Just think of the President of the European Commission Ursula von der Leyen who, without detracting from her authority, wears bright or pastel-colored suits on every occasion. Among her most recurring choices, there are scalloped blazers that highlight her femininity, albeit austere, emphasizing her image as a powerful woman at the head of one of Europe's most important institutions who has repeatedly demonstrated her ability to intervene with wise decisions, always accompanied by looks in line with her actions. Another example is Nancy Pelosi, Speaker of the US House of Representatives, who always wears brightly colored sheath dresses, and monochrome suits in bright colors, with rich brooches and precious necklaces to complement them with elegance. Again, without in any way detracting from her charisma and temperament, both of which are well known, as she demonstrated, for example, in the famous episode in which she tore up the copy of the speech just concluded by former President Donald Trump, right behind his back, supported by her candid but authoritative total white double-breasted suit. Or the former First Lady of the United States of America, Michelle Obama, who became an icon courted and dressed by the biggest fashion brands, while remaining particularly influential. The support she showed for Joe Biden, wearing a plum-colored suit by Sergio Hudson - purple is a symbol of unity on this occasion - during the new American President's inauguration speech, certainly did not go unnoticed, as did Mrs. Obama's support for several up-and-coming Black designers. These examples have the simple purpose of corroborating the thesis that affirms the importance of identity, which in any circumstance is reaffirmed by the clothing one chooses and does not shy away from expressing clear stances, often in the place of those who wear those clothes. Can Queen Elizabeth wearing a blue cap with a circle of yellow flowers on the front, exactly in the days of Brexit, further clarify the concept? 

Fashion history also comes in support of this discourse. How can one not refer to the Power Dressing forcefully introduced by Armani in the 1980s with the desire to dress women as equals to men - mind you, not as men - to counter the ridiculous and outdated idea that the only role they could aspire to was that of secretary and certainly not CEO. King George's almost interchangeable suits have for decades sent a message of interchangeability, precisely, of male and female figures as well, without in any way relegating the latter to unimportant positions. Flanked by a rigorous Jil Sander who sculpted in his purest essentiality the perfect geometries in which to dress his women, proud, powerful, and above all authentic. Not to mention, on the opposite side, the superheroines celebrated by Thierry Mugler, such as the sensual fembots of the unforgettable Haute Couture Autumn/Winter 1995-96 Cirque d'Hiver or the ruthless insect-women of the Les Insectes Haute Couture Spring/Summer 1997 collection; or the surrealist and ironic, but always intellectual suits of Elsa Schiaparelli who made them between the 1930s and 1940s, collaborating with the likes of Alberto Giacometti and Salvador Dalí.

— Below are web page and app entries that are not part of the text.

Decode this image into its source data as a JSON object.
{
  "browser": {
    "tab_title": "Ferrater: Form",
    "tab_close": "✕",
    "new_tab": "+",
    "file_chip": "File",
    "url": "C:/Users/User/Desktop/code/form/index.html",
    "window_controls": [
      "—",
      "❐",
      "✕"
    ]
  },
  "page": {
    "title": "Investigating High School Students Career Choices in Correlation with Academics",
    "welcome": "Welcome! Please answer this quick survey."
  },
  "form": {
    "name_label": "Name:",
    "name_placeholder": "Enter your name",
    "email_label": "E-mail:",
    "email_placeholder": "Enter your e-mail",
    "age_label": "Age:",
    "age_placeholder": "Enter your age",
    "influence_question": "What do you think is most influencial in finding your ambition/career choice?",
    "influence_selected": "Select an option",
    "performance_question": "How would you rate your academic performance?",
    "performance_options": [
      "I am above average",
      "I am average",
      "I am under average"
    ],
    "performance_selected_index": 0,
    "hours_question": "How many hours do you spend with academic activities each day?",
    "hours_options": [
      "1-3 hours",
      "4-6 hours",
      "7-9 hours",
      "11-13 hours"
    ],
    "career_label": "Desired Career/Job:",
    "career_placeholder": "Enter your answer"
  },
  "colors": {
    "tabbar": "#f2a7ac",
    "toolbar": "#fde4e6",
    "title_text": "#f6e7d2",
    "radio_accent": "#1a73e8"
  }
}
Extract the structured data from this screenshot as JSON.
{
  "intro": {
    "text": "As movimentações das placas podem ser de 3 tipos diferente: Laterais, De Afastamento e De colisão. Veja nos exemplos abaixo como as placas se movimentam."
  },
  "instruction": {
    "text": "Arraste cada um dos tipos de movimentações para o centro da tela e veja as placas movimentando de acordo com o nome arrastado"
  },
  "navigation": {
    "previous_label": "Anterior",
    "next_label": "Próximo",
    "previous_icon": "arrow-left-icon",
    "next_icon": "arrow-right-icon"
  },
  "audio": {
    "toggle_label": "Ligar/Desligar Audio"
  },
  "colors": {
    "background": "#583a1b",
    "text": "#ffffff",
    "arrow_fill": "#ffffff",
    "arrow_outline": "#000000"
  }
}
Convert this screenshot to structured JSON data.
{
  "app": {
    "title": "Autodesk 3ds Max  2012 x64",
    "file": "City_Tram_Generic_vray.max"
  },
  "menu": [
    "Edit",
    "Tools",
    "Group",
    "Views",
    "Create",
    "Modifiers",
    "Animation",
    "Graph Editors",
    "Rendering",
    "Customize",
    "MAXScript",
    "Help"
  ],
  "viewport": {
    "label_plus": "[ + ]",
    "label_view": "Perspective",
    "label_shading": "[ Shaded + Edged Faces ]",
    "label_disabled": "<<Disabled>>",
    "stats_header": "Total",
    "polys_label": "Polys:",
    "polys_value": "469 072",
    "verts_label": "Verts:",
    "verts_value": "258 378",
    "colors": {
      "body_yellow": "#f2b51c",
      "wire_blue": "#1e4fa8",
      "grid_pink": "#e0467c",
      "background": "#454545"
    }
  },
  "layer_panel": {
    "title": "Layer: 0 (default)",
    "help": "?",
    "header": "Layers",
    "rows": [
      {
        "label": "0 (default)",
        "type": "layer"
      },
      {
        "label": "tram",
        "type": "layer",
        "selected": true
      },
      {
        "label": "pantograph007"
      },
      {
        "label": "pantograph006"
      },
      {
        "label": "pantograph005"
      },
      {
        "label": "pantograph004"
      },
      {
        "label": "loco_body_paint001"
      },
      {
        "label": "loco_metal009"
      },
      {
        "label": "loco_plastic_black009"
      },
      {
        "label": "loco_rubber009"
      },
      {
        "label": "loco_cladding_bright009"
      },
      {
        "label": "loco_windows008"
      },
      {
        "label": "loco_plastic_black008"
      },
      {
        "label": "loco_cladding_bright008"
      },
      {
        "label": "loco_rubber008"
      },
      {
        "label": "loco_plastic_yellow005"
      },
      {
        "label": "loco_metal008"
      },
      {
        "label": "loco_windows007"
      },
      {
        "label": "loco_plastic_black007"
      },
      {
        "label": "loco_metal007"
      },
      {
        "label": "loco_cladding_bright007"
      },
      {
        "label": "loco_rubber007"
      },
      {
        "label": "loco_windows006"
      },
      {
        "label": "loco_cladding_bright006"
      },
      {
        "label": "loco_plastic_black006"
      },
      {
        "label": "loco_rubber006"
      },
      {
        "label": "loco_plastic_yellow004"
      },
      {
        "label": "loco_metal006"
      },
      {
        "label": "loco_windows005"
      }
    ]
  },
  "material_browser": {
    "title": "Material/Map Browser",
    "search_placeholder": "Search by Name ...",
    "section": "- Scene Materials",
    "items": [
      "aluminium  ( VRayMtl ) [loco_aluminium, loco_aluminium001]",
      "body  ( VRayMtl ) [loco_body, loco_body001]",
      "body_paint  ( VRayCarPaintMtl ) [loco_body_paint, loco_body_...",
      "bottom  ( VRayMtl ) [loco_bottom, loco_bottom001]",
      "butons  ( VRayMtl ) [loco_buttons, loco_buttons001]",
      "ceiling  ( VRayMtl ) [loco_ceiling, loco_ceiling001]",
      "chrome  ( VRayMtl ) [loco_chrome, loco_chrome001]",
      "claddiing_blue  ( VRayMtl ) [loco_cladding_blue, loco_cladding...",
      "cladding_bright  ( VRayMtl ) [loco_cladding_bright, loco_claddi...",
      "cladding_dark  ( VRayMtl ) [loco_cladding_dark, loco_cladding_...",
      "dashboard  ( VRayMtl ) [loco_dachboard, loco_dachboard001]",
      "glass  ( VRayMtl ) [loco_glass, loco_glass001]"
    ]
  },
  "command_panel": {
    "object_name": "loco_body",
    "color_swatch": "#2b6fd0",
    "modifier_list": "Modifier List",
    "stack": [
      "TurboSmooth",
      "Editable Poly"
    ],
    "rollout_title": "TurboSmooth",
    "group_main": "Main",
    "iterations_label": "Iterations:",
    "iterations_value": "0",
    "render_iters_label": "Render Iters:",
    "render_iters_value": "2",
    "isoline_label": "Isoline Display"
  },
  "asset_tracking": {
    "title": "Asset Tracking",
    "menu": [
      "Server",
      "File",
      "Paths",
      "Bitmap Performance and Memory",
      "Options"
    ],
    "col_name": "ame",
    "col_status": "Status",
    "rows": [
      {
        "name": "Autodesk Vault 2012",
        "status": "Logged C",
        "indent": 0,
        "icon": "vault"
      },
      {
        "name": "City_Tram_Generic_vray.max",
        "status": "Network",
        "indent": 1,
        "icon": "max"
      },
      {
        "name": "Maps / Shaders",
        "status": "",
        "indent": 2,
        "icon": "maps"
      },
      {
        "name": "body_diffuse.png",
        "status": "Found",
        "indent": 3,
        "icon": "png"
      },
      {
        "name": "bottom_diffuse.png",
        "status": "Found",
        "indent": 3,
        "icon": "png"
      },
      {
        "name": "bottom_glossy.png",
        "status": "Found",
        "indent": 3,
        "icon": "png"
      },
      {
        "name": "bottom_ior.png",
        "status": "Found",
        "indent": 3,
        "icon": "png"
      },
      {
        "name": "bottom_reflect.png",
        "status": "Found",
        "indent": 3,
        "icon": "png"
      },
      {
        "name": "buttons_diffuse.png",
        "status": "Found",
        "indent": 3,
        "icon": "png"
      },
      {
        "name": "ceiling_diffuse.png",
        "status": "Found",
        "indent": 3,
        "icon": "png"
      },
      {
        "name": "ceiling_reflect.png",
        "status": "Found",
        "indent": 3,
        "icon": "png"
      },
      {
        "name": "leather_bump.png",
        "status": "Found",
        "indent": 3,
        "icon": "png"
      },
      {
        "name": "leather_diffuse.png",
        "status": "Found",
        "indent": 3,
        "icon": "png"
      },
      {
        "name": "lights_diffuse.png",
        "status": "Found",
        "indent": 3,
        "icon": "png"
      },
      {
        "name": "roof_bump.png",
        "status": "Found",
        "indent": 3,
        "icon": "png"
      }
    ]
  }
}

These are all historical examples, which can be found by equal communicative force also in contemporary fashion proposals that, without weakening the expression of the power of those who wear them, enhance their personality and identity. Because, after all, without these two components how can one make a difference?